Mid Century Modern Architecture
This architectural style stems from International Style and was formally introduced to the American public in 1932. International Style is a term coined by architectural historian Henry-Russell Hitchcock and architect Philip Johnson. They curated the first architectural exhibition ever held at the Museum of Modern Art called Modern Architecture: International Exhibition.
The exhibition showcased the work of architects who embraced simplicity with their design and integration with nature. A few of the buildings featured were the Bauhaus School by Walter Gropius, Villa Savoye by Le Corbusier, Tugendhat House by Ludwig Mies van der Rohe, Kiefhoek housing by J.J.P. Oud, Lovell House by Richard Neutra, and McGraw-Hill building by Raymond Hood.
What was most remarkable for visitors that day was how these architects used steel and reinforced concrete to create uninterrupted interior spaces, and simple geometric shapes. It was something new in the residential construction. It became the buzz in housing.
Case Study Houses
The most memorable collection of modern homes are the Case Study Houses.
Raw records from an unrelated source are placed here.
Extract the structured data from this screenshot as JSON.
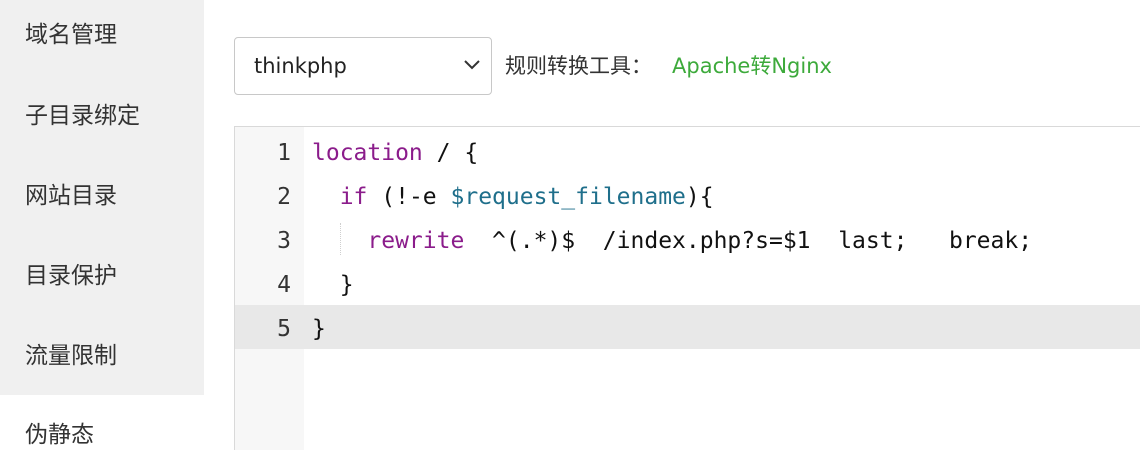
{
  "sidebar": {
    "items": [
      {
        "label": "域名管理"
      },
      {
        "label": "子目录绑定"
      },
      {
        "label": "网站目录"
      },
      {
        "label": "目录保护"
      },
      {
        "label": "流量限制"
      },
      {
        "label": "伪静态"
      }
    ]
  },
  "template_select": {
    "value": "thinkphp"
  },
  "rule_tool": {
    "label": "规则转换工具：",
    "link": "Apache转Nginx"
  },
  "editor": {
    "active_line": 5,
    "lines": [
      {
        "num": "1",
        "kw": "location",
        "rest": " / {"
      },
      {
        "num": "2",
        "pre": "  ",
        "kw": "if",
        "mid": " (!-e ",
        "var": "$request_filename",
        "rest": "){"
      },
      {
        "num": "3",
        "pre": "    ",
        "kw": "rewrite",
        "rest": "  ^(.*)$  /index.php?s=$1  last;   break;"
      },
      {
        "num": "4",
        "rest": "  }"
      },
      {
        "num": "5",
        "rest": "}"
      }
    ]
  },
  "colors": {
    "link": "#3daa3b",
    "keyword": "#8b1c8b",
    "variable": "#1f6f8b"
  }
}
The Case Study House program developed as the result of “endless discussions in the comfortably shabby editorial offices of Arts & Architecture where during WWII John Entenza (editor in chief) and a number of relatively young architectural guns would talk about new ideas in residential design and construction.”
The goal of the project was to design residential dwellings that were simple, stylish, replicable, and affordable for the housing boom caused by millions of returning soldiers.
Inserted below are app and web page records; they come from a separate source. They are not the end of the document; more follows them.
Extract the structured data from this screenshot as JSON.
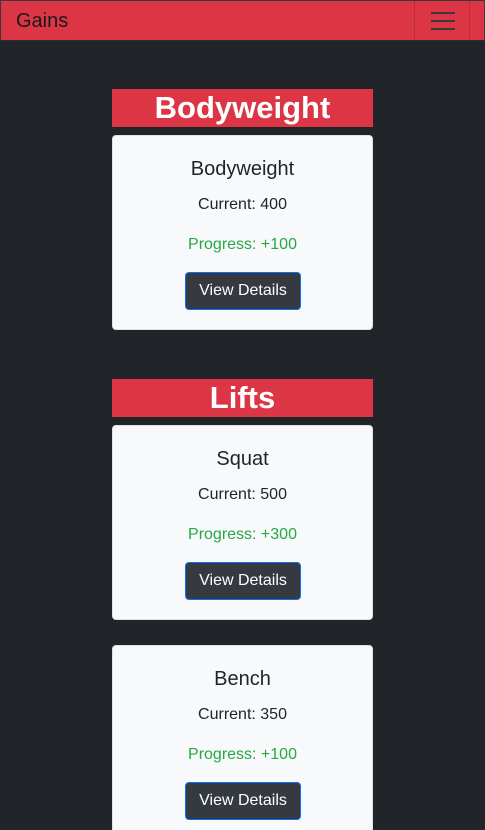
{
  "navbar": {
    "brand": "Gains",
    "toggle_icon": "hamburger-menu-icon"
  },
  "sections": {
    "bodyweight": {
      "heading": "Bodyweight",
      "cards": [
        {
          "title": "Bodyweight",
          "current": "Current: 400",
          "progress": "Progress: +100",
          "button": "View Details"
        }
      ]
    },
    "lifts": {
      "heading": "Lifts",
      "cards": [
        {
          "title": "Squat",
          "current": "Current: 500",
          "progress": "Progress: +300",
          "button": "View Details"
        },
        {
          "title": "Bench",
          "current": "Current: 350",
          "progress": "Progress: +100",
          "button": "View Details"
        }
      ]
    }
  },
  "colors": {
    "background": "#212529",
    "accent": "#dc3545",
    "card": "#f8f9fa",
    "progress": "#28a745",
    "button": "#343a40"
  }
}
The magazine sponsored the project by commissioning famous architects of the time. Among them were Richard Neutra, Raphael Soriano, Craig Ellwood, Charles and Ray Eames, Pierre Koenig, Eero Saarinen, A. Quincy Jones, Ralph Rapson. J.R. Davidson, Whitney Smith, and Thornton Abell.
The program ran from 1945 to 1966. While 36 designs were submitted by the architects involved were built the homes in this collection are the most iconic in example of mid century modern architecture.
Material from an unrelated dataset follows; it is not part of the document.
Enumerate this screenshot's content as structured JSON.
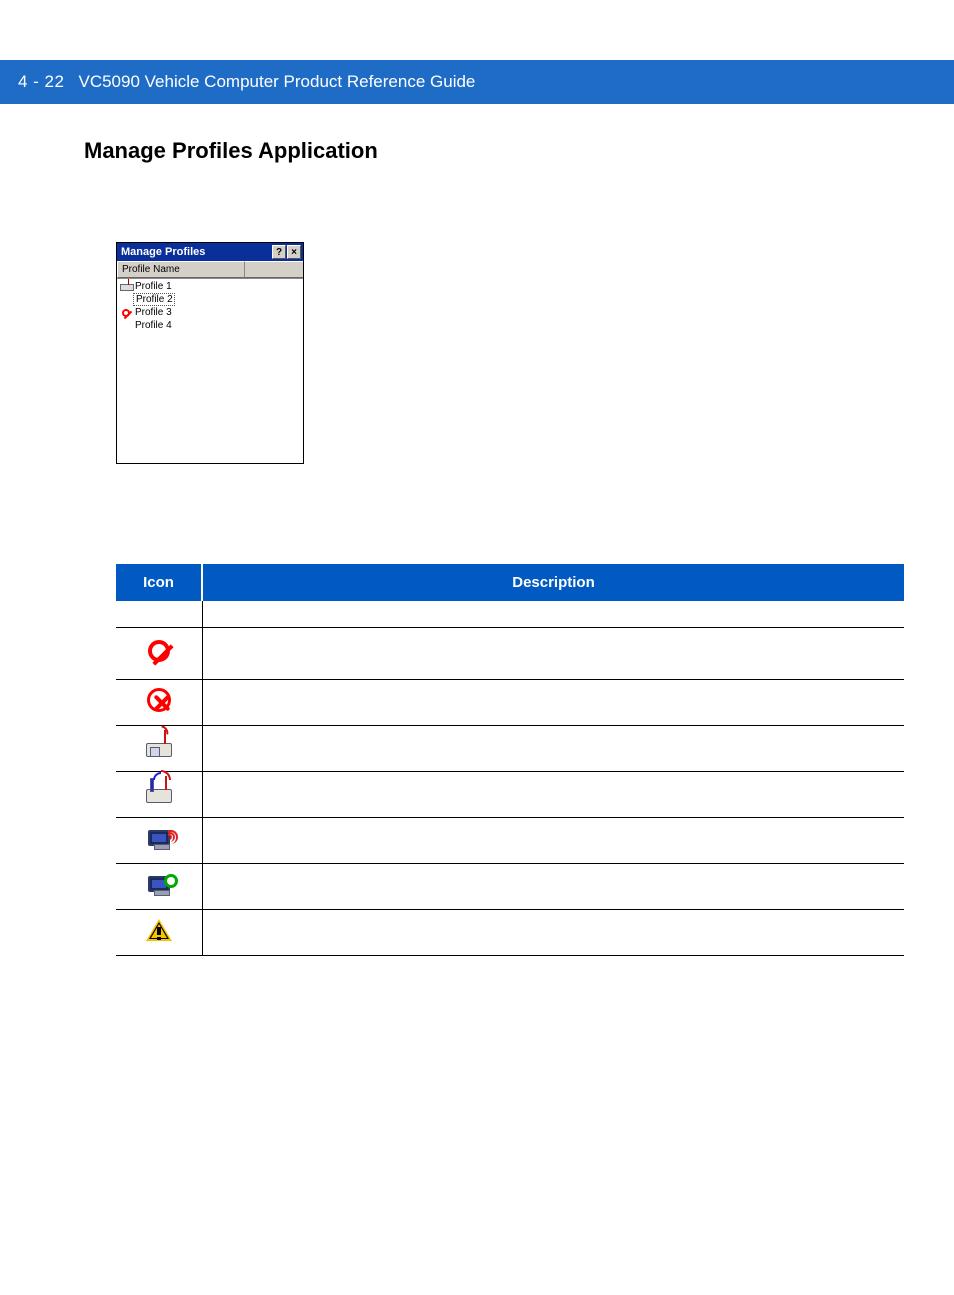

7776 Torreyson Dr,
Los Angeles, CA 90046
While LA offers a remarkable collection of modern architecture there is one that stands above the rest. Literally.
A heap of determination and ingenuity were the two most important elements needed to build this modernist home the Encyclopedia Britannica once called “the most modern home built in the world.”
Aerospace engineer, Leonard Malin, was gifted a piece of land in the Hollywood Hills deemed unbuildable due to its 45 degree slope.
Determined to live here Malin turned to architect John Lautner to realize his dream.
Instead of competing with the hillside Lautner arrived at a unique solution. He designed what LA Conservancy describes as, “An octagon perched atop a twenty-nine-foot high, five-foot-wide concrete column like a flying saucer on a stick ….”
It cost $140,000 to see the project to completion. Malin came in with $80,000. A NY Times feature notes the rest was bartered. Malin said ”I traded six months of the house being shown by the [Southern California] gas company in exchange for things like tile that went through the whole house,’’ and “Chem Seal provided the experimental epoxies, coatings and resins to put the house together and inspired the name Chemosphere. (Lautner originally wanted to call the house Chapiteau.)”
When it was done, Malin and his family enjoyed many years riding the funicular up to this spectacular example of modernist architecture offering panoramic views of the San Fernando Valley.
Malin eventually sold his home in 1972.
And then, with each new owner, a series of unfortunate design choices left this futuristic residence looking washed up and aged.
That was until then couple Angelika and Benedikt Taschen, of the German publishing house Taschen. (Yes, the same company that publishes Case Study Houses) purchased the home for $1 million in the late 90s.
The Taschens hired architects Frank Escher and Ravi GuneWardena and spent the two years restoring Chemosphere. “The restoration team removed layers of paint, paneled the walls with the same shade of ash wood used for the original built-in couches and cabinets (some of which needed repair or restoration), and replaced the fixed-paneled windows with frameless glass.”
For modernist fans this home represents possibility, ingenuity, and innovation.
And we’re grateful Benedikt Taschen believes, “It’s the responsibility of the owner to preserve it for future generations because a house like this doesn’t belong to one or two people: It belongs to mankind.”